Happily, that is false. Since there is no form of storytelling for children as special and personal as a picture book, I've never believed the picture book could be dead. For a while the sales definitely went down substantially, but there were many reasons for that, mainly the economy. Then came the uncertainty of ebooks and what that might mean. Now, of course, we've seen that the ebook format has had no bearing on picture book sales at all. A couple years ago we might have seen ebooks making up 2% - 3% of sales, but now it's not even 1%. Not surprising, given that the picture book is such a unique and special thing. In my opinion, not only is looking at a "picture book" on a digital device not the same as a printed book, it's a lesser experience. It's not a video game or an animated story so really it doesn't fit the technology. A child can have ownership of a printed picture book, and that can't be replaced. Think about the books you had as a child. I still have most all of my favorites from back then, and I imagine most people have theirs as well. It becomes a personal object that has great meaning and comfort.
Best Advice Ever
Betty G. Birney
Birney's popular According to Humphrey series has won seven
state awards and a Christopher Award. Book twelve in the series comes out in 2016, along with two new entries in the Humphrey's Tiny Tales series.
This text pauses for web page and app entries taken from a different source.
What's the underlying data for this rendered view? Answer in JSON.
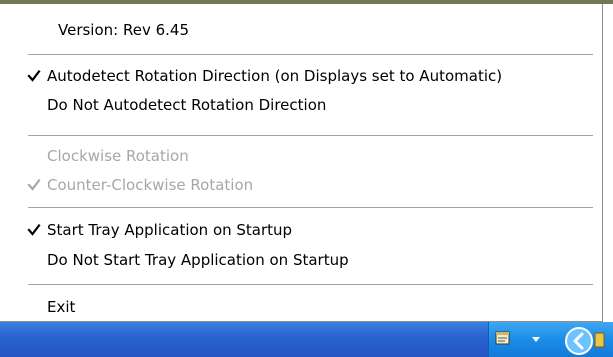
{
  "menu": {
    "version_label": "Version:  Rev 6.45",
    "items": [
      {
        "label": "Autodetect Rotation Direction (on Displays set to Automatic)",
        "checked": true,
        "enabled": true
      },
      {
        "label": "Do Not Autodetect Rotation Direction",
        "checked": false,
        "enabled": true
      },
      {
        "label": "Clockwise Rotation",
        "checked": false,
        "enabled": false
      },
      {
        "label": "Counter-Clockwise Rotation",
        "checked": true,
        "enabled": false
      },
      {
        "label": "Start Tray Application on Startup",
        "checked": true,
        "enabled": true
      },
      {
        "label": "Do Not Start Tray Application on Startup",
        "checked": false,
        "enabled": true
      },
      {
        "label": "Exit",
        "checked": false,
        "enabled": true
      }
    ]
  },
  "taskbar": {
    "tray_icons": [
      "notepad-icon",
      "chevron-down-icon",
      "circle-arrow-icon"
    ]
  },
  "colors": {
    "taskbar": "#2a63cf",
    "tray": "#1b8de8",
    "disabled_text": "#a7a7a7",
    "separator": "#a3a3a3"
  }
}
Other books include The Seven Wonders of Sassafras Springs
and The Princess and the Peabodys
. Her television work has garnered an Emmy, a Writer's Guild of America Award, and three Humanitas Prizes. She lives in Studio City, California.
Once my books were out in the world, I discovered that people love to tell writers what they think they should write. Worse than the outside forces are powerful internal forces that nag, "Those books are popular; maybe you should write one of those." Or the inner voice that says "I wish I'd written that." The piece of advice I return to again and again comes from my agent, Nancy Gallt. Over the years, she has said, "Write what you want to write, and I'll do my best to sell it." Those external and internal voices are powerful, but Nancy helps me focus on writing what I feel passion for. Now my mantra (and advice to others) is: Write the book that only you can write.
Draw This! is our monthly prompt word for illustrators. Going forward, we will feature one winner and one runner-up. The winner Don't worry, we'll still have the beautiful gallery depicting all the month's entries available.
November's word is . . . Reflection
November's Featured Images:
A collection of blogs, news articles, and other must see links for authors and illustrators.
Writing Begins with Forgiveness: Why One of the Most Common Pieces of Writing Advice is Wrong:
8 Lucrative Tips for Selling Articles to Magazines and Websites:
Looking for an Agent? Read This First: Link
Are Kids Reading More Than Adults?: Link
Write This! is our monthly writing prompt. We are spicing up Write This!. Going forward, we will choose ONE winner and ONE runner-up to appear in the following month's INSIGHT so agents, editors, and your colleagues have yet another way of hearing your writing voice. The winner will receive a piece of SCBWI swag and bragging rights.
The October prompt was "a stranger enters..."
To view the top October submissions
see our online gallery.
The crusty, shelled mollusk grumbled to the glistening, sparkling, round stranger who entered its folded pod.
"Who are you?"
"Where did you come from?"
She isn't much for words, thought the shell, but she sure is pretty.
The door flew open and a large figure lurched into the room. It stopped and glared at me, then lumbered to the bookshelf, grabbed a small volume, ripped out a page, wadded it up and swallowed it whole. "Good book," it belched as it left the room.
THE NEW PROMPT:
In 50 words or less, describe a "sleigh ride from Hell."
The prompt for December is due November 15. Remember, only one winner and one runner-up will be chosen. So write well and be noticed!